Specialist at Bagram Airfield, Afghanistan, essentially avers
that he was replaced in his position by a white male who was
paid a higher salary even though he had less experience, and
that Plaintiff was treated in a hostile fashion during
Defendant's investigation of Plaintiff's coworker and
by way of a comment from another coworker that Plaintiff
looked like a member of the Taliban. (See ECF Nos.
15 & 37.)
Court has thoroughly reviewed the objections to the Report
and the relevant case law. After due consideration, the Court
finds that the law and the facts entirely support the
Magistrate Judge's conclusions and recommendations; thus,
the Court overrules Plaintiff's objections and will enter
Magistrate Judge makes only a recommendation to this Court.
The recommendation has no presumptive weight. The
responsibility for making a final determination remains with
this Court. Mathews v. Weber, 423 U.S. 261, 270
(1976). The Court is charged with making a de novo
determination of any portions of the Report and
Recommendation to which a specific objection is made. The
Court may accept, reject, or modify, in whole or in part, the
recommendation made by the Magistrate Judge or may recommit
the matter to the Magistrate Judge with instructions.
See 28 U.S.C. § 636(b)(1). The Court need not
conduct a de novo review when a party makes only
“general and conclusory objections that do not direct
the court to a specific error in the magistrate's
proposed findings and recommendations.” Orpiano v.
Johnson, 687 F.2d 44, 47 (4th Cir. 1982). In the absence
of a timely filed, specific objection, the Magistrate
Judge's conclusions are reviewed only for clear error.
See Diamond v. Colonial Life & Accident Ins.
Co., 416 F.3d 310, 315 (4th Cir. 2005).
Motion to Strike Affidavit
Magistrate Judge first concluded that the motion to strike
the “affidavit” of Damita Palmer should be
granted because, “The statement at issue ‘was
neither sworn under oath nor made under the penalty of
perjury. As a result, the statement fails to meet the most
basic requirement of form required by [Federal Rule of Civil
Procedure] 56 . . . .” (ECF No. 50 at 8-9 (quoting
In re French, 499 F.3d 345, 358 (4th Cir. 2007)
(Whitney, D.J. concurring in part) (citing Adickes v.
S.H. Kress & Co., 398 U.S. 144, 158 n.17 (1970)
(noting that unsworn statement in support of motion for
summary judgment did not meet the requirements of Rule 56)).)
In the alternative, the Magistrate Judge found that even if
the Court were to treat Ms. Palmer's unsworn statement as
an affidavit, summary judgment would still be appropriate,
and the motion to strike should be denied as moot. (ECF No.
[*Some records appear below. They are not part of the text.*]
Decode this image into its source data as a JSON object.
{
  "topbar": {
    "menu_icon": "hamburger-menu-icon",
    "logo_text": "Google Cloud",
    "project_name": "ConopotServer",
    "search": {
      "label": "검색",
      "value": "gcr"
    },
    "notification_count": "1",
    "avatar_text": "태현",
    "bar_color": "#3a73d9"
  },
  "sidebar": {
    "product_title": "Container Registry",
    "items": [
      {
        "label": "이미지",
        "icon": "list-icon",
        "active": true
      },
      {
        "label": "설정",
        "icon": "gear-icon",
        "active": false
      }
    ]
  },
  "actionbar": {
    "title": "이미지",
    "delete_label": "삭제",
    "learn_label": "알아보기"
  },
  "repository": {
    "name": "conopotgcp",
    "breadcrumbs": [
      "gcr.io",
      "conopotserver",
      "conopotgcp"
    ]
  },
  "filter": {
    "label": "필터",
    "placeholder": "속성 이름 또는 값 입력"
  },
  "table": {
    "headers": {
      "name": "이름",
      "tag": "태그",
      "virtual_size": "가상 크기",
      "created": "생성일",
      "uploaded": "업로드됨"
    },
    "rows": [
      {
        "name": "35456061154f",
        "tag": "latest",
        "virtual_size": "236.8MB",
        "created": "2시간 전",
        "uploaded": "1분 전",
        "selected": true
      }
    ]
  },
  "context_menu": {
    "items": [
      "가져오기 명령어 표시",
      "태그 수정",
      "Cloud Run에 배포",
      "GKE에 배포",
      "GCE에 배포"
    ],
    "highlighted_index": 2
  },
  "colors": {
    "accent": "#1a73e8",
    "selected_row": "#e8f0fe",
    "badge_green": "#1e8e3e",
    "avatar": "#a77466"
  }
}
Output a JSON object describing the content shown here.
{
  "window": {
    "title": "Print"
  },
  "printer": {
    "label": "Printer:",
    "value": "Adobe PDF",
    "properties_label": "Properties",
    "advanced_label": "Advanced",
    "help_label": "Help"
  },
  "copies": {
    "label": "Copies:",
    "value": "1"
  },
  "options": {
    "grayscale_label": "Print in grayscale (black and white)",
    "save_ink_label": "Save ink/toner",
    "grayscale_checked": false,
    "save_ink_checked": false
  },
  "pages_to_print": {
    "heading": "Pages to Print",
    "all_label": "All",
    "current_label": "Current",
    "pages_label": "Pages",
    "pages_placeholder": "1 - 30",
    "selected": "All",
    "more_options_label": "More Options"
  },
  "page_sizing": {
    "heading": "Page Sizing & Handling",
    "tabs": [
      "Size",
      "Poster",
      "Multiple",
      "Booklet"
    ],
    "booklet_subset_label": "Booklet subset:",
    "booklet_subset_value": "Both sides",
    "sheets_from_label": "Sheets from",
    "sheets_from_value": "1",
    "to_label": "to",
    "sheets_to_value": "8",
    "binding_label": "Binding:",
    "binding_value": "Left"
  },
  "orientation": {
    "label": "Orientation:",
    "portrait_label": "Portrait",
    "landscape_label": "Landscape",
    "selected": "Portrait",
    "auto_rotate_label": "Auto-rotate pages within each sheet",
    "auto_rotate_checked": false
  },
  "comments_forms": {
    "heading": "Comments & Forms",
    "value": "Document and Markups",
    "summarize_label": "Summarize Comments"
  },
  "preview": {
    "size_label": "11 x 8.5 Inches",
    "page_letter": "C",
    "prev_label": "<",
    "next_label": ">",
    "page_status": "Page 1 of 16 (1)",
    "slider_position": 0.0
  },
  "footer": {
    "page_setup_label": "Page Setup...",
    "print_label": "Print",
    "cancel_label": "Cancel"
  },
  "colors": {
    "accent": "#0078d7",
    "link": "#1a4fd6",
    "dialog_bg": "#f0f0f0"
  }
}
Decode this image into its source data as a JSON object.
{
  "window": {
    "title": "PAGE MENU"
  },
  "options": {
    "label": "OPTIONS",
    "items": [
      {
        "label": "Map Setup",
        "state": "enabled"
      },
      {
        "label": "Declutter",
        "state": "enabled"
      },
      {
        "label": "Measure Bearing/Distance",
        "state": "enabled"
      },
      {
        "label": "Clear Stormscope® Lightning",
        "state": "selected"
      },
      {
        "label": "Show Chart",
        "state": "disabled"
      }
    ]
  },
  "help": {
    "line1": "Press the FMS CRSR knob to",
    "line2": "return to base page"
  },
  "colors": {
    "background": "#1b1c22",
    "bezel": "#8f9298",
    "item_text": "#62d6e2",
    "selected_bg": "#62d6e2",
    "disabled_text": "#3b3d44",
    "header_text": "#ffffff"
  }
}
50 at 10.) Plaintiff made no objection to these conclusions.
(See ECF No. 51.) Finding no error in the Magistrate
Judge's sound reasoning and conclusions, the Court adopts
the Report with respect to the motion to strike affidavit and
hereby grants the motion.
Adverse Employment Action
Magistrate Judge next concluded that Plaintiff's
reassignment or transfer to another position did not
constitute an adverse employment action because it resulted
in no change to his title, work schedule, pay, grade level,
or benefits. (ECF No. 50 at 13-14.) Plaintiff objects to this
conclusion, arguing, “[T]his holding misses the point
illustrated in Plaintiff's Memo, which is that it is
undisputed that the new position at issue would have been a
promotion for Plaintiff. Thus, not receiving a higher paying
job is certainly an adverse employment action.” (ECF
No. 51 at 1-2.)
objection is conclusory, fails to point to any actual error
in the Magistrate Judge's reasoning, and is overruled.
The Magistrate Judge was correct to conclude that there was
no adverse employment action in this case. See,
e.g., McMillan v. S.C. Dep't of Corr., 16
F.Supp.2d 635, 645 (D.S.C. 1997), aff'd, 153
F.3d 721 (4th Cir. 1998) (“A transfer accompanied by a
material adverse change is actionable. . . . However, a
transfer absent a reduction of salary, benefits, and title is
not considered actionable because there is no adverse
employment action.” (citations omitted)). Accordingly,
the Court grants summary judgment on the adverse employment